CLAT Places Disabled Test Takers In A Disadvantaged Position,Perpetrates Exclusion Of Some Most Talented Students: Justice Chandrachud
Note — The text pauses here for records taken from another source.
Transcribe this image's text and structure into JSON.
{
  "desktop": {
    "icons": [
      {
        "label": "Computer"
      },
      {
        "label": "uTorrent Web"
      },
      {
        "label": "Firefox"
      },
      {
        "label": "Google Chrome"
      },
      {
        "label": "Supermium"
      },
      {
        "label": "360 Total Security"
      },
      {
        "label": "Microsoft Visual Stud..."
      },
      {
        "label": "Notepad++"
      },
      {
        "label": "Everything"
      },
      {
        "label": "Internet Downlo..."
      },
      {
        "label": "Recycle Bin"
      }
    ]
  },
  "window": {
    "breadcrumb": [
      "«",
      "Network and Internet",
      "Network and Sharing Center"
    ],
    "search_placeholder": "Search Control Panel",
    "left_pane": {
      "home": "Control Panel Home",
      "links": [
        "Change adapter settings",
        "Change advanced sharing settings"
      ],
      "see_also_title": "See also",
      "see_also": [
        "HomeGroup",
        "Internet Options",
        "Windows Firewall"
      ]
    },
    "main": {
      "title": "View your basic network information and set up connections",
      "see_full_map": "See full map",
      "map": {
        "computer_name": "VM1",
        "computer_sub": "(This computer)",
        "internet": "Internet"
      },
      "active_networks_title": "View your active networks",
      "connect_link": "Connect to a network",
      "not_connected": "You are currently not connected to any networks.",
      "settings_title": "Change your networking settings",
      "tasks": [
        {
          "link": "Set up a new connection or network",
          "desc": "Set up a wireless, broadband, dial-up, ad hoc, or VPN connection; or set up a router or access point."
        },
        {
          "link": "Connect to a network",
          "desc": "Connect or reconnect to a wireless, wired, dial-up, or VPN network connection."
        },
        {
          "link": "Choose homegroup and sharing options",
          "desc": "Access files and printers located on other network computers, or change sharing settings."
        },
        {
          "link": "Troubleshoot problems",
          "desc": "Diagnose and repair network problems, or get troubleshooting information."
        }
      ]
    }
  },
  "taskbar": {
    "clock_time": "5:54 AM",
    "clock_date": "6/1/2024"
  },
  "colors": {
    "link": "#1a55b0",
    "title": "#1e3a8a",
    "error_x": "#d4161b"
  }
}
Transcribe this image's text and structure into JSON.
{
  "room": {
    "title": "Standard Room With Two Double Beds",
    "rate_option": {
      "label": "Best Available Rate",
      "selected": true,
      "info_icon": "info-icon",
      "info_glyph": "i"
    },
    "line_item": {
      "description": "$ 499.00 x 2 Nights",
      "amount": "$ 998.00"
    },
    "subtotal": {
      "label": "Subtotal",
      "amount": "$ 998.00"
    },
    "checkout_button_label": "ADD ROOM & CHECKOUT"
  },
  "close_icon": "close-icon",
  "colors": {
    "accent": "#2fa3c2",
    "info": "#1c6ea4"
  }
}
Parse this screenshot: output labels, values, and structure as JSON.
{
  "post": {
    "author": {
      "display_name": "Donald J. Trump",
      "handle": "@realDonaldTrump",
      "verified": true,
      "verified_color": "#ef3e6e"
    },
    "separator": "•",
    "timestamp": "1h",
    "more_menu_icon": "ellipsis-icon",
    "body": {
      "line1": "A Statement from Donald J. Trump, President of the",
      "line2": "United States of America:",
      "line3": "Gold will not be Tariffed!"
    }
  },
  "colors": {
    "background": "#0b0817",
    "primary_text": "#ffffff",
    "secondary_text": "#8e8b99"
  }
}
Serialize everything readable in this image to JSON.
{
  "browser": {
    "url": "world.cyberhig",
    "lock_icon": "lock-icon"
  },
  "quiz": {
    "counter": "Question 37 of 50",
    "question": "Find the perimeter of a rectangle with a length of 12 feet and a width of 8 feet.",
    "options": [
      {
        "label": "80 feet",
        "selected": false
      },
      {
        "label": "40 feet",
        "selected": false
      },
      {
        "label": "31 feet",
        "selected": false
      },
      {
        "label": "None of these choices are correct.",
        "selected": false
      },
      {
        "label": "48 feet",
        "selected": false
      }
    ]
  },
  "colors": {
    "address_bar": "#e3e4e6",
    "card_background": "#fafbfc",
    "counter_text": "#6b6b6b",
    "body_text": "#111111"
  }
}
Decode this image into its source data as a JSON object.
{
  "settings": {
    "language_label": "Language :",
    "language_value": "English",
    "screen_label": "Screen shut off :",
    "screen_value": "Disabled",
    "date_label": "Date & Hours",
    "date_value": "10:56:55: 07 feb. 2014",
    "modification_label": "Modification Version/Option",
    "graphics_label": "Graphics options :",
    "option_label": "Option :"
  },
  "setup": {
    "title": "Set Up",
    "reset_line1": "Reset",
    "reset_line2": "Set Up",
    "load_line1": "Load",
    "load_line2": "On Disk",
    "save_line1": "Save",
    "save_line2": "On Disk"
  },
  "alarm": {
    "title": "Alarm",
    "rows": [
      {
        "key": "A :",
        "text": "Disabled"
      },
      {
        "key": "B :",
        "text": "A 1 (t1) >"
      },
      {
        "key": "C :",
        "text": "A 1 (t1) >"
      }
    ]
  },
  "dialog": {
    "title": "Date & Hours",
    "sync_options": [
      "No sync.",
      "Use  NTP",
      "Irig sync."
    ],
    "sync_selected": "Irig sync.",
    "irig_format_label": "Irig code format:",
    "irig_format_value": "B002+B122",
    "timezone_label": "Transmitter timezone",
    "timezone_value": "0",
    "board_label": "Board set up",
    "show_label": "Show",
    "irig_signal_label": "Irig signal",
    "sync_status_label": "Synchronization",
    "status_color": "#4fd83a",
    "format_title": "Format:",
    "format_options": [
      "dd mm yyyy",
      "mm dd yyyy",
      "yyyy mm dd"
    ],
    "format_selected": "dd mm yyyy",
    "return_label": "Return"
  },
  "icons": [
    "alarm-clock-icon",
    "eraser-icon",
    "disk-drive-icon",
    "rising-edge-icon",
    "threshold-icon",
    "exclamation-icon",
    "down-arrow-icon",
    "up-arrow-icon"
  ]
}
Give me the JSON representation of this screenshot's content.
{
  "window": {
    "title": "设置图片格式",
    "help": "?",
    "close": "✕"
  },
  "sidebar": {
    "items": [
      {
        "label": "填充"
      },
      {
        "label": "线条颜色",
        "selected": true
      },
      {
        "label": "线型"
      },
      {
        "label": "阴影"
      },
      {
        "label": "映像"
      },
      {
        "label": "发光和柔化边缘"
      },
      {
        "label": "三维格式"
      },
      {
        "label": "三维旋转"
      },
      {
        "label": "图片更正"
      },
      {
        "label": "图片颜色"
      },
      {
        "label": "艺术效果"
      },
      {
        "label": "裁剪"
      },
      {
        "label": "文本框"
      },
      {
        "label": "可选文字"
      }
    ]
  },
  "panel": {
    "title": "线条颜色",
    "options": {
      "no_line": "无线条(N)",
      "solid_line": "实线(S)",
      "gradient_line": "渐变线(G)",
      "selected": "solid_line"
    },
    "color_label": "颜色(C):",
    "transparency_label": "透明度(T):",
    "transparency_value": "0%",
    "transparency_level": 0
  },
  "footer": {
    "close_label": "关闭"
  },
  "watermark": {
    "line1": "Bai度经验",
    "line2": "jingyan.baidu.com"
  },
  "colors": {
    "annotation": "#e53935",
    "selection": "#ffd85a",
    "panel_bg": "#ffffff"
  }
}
first_imgTop StoriesCLAT Places Disabled Test Takers In A Disadvantaged Position,Perpetrates Exclusion Of Some Most Talented Students: Justice Chandrachud Mehal Jain3 Dec 2020 9:32 PMShare This – xSpeaking about the Common Law Admission Test, or the CLAT, which is the entry point into the legal profession, Justice DY Chandrachud pointed out how the examination does not take account of the unique challenges of the disabled test-takers, placing them in a disadvantaged position. He spoke of how the test requires the blind candidates to take visual and spacial understanding questions,…Your free access to Live Law has expiredTo read the article, get a premium account.Your Subscription Supports Independent JournalismSubscription starts from ₹ 599+GST (For 6 Months)View PlansPremium account gives you:Unlimited access to Live Law Archives, Weekly/Monthly Digest, Exclusive Notifications, Comments.Reading experience of Ad Free Version, Petition Copies, Judgement/Order Copies.Subscribe NowAlready a subscriber?LoginSpeaking about the Common Law Admission Test, or the CLAT, which is the entry point into the legal profession, Justice DY Chandrachud pointed out how the examination does not take account of the unique challenges of the disabled test-takers, placing them in a disadvantaged position. He spoke of how the test requires the blind candidates to take visual and spacial understanding questions, without any appropriate training or appropriate alternatives.The judge was speaking at the Valedictory Session of the 3-day International Summit on Legal Professionals with Disabilities, organised virtually.”If the CLAT or anyone at CLAT is listening to me, it is very important to address these issues at the earliest. The CLAT by its very design, its architectural design, perpetrates an exclusion of some of the most talented candidates”, he urged.”The American equivalent of the CLAT, which is the LSAT, was challenged in court on the ground of its Logic Games being inaccessible to the blind. A settlement was arrived at in 2019, Where the Law School Admission Council agreed to do away with such questions and develop a new version of the test in four years where the analytical reasoning ability would be tested in a manner suitable to the Blind. The settlement states that the LSAT is devoted to ensuring that the test is conducted in a place and manner accessible to all, that it is fair…’we support everyone who is interested in taking the test’, they said”, pointed out Justice Chandrachud.He expounded that the challenges of the disabled in the legal arena, far from ending when they enter Law School, in fact only begin then on account of the absence of a barrier-free environment and any accessibility audit to identify the barriers. “So far as internship and involvement in college life is concerned, it is riddled with biases, lack of understanding and an environment which is not geared up to meet their needs”, he said.The judge recounted an instance of how a blind law student was addressed at an internship at a top law firm by a partner on “those with special needs”. He urged the law firms and the lawyers to not treat allowing, permitting and enabling disabled lawyers to work at their offices as part of their corporate social responsibility, but as a realisation of rights and as owing it to the society.”They must be treated like anybody else, but the additional facilities must be provided”, stated the judge.Narrating another experience of a hearing-impaired lawyer, Justice Chandrachud expressed, “I ask myself is there a methodology in place so that a hearing-impaired lawyer, who wishes to address my court, is able to tell in advance that this is the case he wishes to argue and to be able to access the court? So that the facilities which are already ingrained in the infrastructure can be effectuated to enable him a meaningful dialogue on a level platform?””Several law students have experienced that the approach of those in the positions of power towards them is ‘now that you are here, we have no choice but to accommodate you’. The burden of facilitation cannot be placed squarely on their shoulders! We must have an adequate mechanism and equal opportunity cells in law schools, provide them a platform to voice their concerns, treat them as an integral part of the community, and provide those with invisible disabilities the whole canopy of accommodation including extra time in examinations, scribes, rest intervals”, voiced the judge.Subscribe to LiveLaw, enjoy Ad free version and other unlimited features, just INR 599 Click here to Subscribe. All payment options available.loading….Next Storylast_img read more